#### [Stored data]
::::

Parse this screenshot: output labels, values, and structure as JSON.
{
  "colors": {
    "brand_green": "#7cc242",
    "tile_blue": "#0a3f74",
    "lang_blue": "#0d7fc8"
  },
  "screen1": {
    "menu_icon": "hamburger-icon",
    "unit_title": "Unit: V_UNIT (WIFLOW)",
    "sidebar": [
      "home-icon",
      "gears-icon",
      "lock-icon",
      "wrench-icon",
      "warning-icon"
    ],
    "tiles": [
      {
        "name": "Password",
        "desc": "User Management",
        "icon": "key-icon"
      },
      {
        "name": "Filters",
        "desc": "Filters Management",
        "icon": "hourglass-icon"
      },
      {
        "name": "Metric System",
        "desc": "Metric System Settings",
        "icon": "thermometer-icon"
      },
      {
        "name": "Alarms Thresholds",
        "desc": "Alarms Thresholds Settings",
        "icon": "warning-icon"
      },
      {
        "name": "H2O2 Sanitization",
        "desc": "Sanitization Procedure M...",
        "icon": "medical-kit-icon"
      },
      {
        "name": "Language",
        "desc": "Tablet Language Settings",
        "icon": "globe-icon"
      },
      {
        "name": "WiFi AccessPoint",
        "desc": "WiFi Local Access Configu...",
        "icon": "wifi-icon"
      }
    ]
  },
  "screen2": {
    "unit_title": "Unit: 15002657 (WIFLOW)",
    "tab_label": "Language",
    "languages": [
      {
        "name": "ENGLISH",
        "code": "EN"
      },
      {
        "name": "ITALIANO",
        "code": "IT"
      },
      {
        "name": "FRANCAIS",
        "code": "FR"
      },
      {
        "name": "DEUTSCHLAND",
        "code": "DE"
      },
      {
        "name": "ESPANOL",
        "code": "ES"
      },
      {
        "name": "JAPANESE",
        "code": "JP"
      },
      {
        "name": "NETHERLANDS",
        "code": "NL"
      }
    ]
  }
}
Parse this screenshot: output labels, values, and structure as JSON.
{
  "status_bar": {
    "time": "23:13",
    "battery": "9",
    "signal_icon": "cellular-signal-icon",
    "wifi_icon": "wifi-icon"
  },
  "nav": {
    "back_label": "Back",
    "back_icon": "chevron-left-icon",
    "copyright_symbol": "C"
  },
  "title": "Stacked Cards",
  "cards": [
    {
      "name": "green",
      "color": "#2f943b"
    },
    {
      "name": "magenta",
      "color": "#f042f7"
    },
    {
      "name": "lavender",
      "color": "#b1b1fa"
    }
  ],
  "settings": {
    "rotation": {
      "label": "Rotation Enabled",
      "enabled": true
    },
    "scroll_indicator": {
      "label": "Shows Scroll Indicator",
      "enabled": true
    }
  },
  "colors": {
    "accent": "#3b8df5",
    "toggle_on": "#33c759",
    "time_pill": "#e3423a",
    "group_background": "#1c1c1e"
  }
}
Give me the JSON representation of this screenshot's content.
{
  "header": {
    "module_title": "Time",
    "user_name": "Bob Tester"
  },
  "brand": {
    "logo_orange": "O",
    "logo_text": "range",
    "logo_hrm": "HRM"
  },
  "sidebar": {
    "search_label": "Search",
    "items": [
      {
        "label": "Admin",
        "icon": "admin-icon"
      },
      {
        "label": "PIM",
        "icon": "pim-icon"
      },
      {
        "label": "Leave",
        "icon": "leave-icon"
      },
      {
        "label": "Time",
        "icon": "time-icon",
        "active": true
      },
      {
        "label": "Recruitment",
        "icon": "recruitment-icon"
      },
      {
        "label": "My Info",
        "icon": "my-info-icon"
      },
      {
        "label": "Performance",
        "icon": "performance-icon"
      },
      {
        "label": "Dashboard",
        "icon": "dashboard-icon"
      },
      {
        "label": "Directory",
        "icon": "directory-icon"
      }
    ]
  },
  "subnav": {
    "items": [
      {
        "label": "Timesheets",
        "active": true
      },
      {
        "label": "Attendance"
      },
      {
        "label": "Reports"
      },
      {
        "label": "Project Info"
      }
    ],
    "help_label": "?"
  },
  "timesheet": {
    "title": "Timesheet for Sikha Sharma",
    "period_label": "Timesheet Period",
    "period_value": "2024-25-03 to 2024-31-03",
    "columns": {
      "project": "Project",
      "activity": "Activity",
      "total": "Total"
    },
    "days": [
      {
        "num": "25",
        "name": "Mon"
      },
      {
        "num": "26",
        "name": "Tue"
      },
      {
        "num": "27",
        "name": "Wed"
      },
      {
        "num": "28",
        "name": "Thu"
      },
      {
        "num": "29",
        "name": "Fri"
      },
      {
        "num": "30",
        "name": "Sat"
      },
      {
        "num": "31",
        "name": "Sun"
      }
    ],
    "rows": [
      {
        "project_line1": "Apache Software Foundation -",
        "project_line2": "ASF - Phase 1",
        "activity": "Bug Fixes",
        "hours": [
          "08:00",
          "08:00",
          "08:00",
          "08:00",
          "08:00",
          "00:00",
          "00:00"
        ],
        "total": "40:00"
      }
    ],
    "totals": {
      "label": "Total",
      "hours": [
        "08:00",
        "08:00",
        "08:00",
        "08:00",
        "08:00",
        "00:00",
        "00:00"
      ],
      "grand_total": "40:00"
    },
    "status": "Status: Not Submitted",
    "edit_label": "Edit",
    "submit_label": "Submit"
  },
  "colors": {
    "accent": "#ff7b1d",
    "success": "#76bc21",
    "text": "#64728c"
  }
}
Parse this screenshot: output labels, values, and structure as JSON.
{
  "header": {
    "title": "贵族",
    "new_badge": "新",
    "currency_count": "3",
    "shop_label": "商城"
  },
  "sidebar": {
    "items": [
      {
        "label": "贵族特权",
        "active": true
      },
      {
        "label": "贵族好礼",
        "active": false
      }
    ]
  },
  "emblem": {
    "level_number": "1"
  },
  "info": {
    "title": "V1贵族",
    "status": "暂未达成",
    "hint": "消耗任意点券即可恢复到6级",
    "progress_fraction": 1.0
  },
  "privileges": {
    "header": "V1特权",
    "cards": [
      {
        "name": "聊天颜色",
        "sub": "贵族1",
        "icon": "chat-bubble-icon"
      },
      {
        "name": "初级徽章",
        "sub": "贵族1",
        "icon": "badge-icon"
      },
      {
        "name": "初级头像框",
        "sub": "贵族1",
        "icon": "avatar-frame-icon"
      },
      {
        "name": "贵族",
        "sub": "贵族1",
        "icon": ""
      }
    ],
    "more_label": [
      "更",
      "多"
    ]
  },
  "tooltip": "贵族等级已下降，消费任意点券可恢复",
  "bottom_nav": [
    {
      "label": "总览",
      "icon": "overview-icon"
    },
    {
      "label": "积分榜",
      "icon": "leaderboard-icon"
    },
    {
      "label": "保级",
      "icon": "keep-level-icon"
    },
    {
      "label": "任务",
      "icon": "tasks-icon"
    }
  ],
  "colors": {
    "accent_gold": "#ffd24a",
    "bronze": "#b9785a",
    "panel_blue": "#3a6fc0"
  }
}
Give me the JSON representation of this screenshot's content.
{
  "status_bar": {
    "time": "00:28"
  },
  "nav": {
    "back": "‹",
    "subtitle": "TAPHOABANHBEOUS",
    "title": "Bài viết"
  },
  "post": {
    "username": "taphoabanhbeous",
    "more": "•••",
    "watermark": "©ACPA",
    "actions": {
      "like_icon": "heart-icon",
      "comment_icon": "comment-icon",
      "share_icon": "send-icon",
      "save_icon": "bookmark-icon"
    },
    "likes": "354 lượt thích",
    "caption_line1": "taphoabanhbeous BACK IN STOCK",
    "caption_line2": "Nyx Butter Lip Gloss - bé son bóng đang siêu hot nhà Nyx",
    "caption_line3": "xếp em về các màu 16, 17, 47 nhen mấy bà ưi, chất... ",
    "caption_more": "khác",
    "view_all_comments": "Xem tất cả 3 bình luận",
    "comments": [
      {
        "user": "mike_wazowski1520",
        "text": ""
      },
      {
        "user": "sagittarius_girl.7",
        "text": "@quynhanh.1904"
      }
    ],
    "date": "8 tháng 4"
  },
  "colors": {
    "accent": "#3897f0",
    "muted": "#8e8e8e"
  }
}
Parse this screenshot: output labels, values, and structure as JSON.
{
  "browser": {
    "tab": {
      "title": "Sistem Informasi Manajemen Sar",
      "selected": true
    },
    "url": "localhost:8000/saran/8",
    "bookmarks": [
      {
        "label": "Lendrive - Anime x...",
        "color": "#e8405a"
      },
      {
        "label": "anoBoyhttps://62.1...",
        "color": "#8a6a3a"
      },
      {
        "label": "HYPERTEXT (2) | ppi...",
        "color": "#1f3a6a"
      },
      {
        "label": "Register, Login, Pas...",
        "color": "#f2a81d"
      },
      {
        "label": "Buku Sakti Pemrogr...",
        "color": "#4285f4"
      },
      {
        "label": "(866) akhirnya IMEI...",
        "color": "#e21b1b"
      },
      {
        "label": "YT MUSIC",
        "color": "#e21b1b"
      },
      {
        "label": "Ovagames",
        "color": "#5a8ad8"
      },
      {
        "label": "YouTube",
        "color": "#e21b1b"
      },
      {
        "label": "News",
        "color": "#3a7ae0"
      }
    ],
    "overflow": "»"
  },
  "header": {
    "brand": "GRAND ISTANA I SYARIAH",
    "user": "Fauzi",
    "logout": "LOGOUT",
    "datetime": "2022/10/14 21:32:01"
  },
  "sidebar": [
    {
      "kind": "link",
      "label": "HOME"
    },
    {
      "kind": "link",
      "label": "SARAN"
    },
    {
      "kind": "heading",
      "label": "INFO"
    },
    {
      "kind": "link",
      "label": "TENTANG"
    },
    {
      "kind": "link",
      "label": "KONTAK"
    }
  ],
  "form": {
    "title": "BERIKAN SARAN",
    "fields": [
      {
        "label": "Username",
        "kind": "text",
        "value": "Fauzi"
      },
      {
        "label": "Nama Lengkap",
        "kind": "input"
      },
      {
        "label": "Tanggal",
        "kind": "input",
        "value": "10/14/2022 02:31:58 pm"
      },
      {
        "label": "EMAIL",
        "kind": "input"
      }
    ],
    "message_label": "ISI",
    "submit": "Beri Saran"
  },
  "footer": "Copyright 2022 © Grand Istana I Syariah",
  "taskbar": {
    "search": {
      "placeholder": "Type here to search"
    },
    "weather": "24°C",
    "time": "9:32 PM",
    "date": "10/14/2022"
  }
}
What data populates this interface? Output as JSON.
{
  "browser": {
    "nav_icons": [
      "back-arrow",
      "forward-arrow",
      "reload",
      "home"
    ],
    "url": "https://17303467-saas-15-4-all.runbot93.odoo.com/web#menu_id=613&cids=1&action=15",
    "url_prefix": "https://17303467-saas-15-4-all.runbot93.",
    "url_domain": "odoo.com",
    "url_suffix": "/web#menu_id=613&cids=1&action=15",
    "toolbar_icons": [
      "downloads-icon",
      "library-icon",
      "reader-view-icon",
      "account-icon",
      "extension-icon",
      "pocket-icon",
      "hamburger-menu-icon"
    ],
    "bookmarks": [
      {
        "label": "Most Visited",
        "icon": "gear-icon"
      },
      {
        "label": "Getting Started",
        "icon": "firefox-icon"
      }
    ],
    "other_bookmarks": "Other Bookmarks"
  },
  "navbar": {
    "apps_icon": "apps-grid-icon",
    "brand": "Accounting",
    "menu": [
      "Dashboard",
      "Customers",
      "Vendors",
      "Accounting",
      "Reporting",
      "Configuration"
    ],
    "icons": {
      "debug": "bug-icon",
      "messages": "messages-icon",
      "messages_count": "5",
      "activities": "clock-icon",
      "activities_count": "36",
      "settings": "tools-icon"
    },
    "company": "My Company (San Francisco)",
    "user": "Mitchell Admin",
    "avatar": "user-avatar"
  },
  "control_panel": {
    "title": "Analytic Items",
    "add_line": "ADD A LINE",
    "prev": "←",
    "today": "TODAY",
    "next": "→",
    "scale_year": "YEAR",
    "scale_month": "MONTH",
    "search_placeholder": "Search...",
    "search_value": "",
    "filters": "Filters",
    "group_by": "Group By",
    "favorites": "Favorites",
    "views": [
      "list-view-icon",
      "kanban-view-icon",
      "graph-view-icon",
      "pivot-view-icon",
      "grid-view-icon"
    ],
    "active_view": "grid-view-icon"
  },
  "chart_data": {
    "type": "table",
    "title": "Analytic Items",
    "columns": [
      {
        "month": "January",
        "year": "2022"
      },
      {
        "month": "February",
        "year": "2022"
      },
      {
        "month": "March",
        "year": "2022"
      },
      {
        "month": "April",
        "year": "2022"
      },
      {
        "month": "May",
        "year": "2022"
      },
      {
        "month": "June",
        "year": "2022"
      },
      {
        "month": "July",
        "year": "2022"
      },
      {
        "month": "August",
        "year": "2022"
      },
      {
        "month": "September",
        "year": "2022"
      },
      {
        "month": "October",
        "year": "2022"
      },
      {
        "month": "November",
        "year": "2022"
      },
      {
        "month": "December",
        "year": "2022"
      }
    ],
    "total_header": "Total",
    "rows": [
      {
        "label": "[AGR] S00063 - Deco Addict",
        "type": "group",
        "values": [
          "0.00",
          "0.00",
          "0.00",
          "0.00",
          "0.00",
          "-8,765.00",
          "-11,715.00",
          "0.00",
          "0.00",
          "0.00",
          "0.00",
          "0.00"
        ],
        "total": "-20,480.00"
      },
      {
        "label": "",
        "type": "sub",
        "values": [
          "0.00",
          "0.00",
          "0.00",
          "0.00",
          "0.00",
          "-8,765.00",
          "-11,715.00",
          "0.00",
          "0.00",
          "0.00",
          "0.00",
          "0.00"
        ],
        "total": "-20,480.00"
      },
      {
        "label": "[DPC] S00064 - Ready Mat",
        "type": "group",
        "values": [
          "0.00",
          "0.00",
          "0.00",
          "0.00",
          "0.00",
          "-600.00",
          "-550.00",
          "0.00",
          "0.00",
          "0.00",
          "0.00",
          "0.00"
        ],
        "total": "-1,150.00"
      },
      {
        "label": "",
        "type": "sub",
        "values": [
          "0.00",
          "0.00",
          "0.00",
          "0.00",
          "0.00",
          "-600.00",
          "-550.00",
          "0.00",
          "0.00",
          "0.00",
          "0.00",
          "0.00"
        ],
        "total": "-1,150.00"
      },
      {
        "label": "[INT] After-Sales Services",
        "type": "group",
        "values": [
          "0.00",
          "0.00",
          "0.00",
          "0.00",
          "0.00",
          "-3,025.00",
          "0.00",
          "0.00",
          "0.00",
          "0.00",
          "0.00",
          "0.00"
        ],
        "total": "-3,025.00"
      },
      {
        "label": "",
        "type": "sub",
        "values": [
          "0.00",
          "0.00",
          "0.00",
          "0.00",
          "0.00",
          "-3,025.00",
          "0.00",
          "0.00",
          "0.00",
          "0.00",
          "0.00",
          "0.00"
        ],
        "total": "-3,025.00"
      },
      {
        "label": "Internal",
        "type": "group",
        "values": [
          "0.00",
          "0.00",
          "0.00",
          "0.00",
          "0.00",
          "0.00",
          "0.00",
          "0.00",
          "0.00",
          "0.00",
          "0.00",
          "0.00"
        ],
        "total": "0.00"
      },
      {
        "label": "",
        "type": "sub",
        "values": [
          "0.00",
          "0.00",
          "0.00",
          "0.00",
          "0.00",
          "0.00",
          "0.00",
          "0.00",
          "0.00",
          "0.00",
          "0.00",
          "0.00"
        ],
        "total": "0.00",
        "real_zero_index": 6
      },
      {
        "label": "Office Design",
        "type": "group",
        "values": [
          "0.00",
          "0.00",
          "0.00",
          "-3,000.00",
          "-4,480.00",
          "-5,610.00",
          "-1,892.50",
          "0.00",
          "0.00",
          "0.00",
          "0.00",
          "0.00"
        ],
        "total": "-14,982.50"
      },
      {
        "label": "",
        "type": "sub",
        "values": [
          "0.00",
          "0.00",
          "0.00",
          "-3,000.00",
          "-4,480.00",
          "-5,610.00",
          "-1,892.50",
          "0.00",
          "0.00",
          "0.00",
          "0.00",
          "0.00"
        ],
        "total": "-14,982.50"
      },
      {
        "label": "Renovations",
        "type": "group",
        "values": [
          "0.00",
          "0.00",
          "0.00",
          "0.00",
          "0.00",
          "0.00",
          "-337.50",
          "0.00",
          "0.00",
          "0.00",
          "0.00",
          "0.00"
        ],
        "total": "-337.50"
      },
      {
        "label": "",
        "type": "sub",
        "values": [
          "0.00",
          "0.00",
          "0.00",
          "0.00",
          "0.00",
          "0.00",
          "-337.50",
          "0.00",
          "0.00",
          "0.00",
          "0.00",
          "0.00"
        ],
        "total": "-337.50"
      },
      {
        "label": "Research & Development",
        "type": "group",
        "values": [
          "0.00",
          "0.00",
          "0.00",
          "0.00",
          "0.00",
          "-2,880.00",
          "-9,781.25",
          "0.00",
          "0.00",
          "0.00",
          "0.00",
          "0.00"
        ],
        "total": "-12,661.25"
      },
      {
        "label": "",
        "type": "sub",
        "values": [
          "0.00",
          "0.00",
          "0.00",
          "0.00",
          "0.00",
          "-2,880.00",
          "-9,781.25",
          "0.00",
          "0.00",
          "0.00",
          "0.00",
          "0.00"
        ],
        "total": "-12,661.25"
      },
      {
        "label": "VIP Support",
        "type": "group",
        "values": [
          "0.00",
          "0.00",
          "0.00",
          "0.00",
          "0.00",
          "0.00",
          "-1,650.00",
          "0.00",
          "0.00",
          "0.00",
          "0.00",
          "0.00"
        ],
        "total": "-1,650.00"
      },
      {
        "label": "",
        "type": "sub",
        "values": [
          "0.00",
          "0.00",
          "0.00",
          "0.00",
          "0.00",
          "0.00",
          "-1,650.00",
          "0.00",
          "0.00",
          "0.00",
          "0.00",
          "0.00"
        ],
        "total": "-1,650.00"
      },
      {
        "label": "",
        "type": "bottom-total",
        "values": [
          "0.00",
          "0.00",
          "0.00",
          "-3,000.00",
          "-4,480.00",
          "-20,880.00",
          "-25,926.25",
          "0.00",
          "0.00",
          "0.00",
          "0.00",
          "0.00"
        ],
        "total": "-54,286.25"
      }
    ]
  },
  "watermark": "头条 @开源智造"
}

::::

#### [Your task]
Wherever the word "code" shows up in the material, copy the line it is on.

#### [Written response]
        "code": "EN"
        "code": "IT"
        "code": "FR"
        "code": "DE"
        "code": "ES"
        "code": "JP"
        "code": "NL"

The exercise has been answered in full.